Goal of the exercise:
In the listing that follows, count the lines that include "scale", and answer with the total alone.
********
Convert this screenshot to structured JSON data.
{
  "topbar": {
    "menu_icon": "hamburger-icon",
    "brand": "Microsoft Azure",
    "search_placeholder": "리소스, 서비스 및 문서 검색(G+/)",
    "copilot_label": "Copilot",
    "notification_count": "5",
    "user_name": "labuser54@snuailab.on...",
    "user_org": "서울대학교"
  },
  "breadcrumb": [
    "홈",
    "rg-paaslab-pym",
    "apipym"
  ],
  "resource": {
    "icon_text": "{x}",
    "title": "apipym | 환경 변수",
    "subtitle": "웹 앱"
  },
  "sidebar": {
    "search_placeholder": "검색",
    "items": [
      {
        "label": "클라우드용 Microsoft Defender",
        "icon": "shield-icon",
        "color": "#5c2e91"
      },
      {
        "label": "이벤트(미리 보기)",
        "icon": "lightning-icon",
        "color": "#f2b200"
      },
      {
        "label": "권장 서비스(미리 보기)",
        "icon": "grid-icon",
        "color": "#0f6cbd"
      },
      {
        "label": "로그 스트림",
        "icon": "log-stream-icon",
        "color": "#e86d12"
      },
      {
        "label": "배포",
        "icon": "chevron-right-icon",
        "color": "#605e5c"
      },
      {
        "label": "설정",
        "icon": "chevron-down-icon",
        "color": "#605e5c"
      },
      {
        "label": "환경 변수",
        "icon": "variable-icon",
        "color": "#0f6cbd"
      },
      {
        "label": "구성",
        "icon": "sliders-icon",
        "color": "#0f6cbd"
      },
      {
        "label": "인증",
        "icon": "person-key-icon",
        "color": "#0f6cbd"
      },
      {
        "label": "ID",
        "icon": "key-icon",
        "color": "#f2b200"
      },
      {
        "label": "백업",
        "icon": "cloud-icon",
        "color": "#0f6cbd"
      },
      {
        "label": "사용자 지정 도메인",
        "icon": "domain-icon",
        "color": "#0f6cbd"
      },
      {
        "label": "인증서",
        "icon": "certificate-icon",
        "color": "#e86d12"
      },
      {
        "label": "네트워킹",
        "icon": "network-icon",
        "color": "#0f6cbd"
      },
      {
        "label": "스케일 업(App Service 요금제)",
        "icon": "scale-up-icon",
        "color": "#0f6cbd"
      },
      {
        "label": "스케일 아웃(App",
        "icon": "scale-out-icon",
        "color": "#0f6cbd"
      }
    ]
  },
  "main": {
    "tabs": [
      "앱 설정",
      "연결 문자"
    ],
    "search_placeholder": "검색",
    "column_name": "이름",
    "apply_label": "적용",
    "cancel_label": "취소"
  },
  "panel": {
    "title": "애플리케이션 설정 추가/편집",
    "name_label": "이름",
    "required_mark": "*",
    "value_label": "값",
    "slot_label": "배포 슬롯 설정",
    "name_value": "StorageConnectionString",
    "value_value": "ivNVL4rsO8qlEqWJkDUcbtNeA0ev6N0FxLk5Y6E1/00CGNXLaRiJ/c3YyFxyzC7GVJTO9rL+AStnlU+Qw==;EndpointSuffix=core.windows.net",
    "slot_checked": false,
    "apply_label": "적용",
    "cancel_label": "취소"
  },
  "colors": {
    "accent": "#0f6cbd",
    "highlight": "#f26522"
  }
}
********
Task response:
2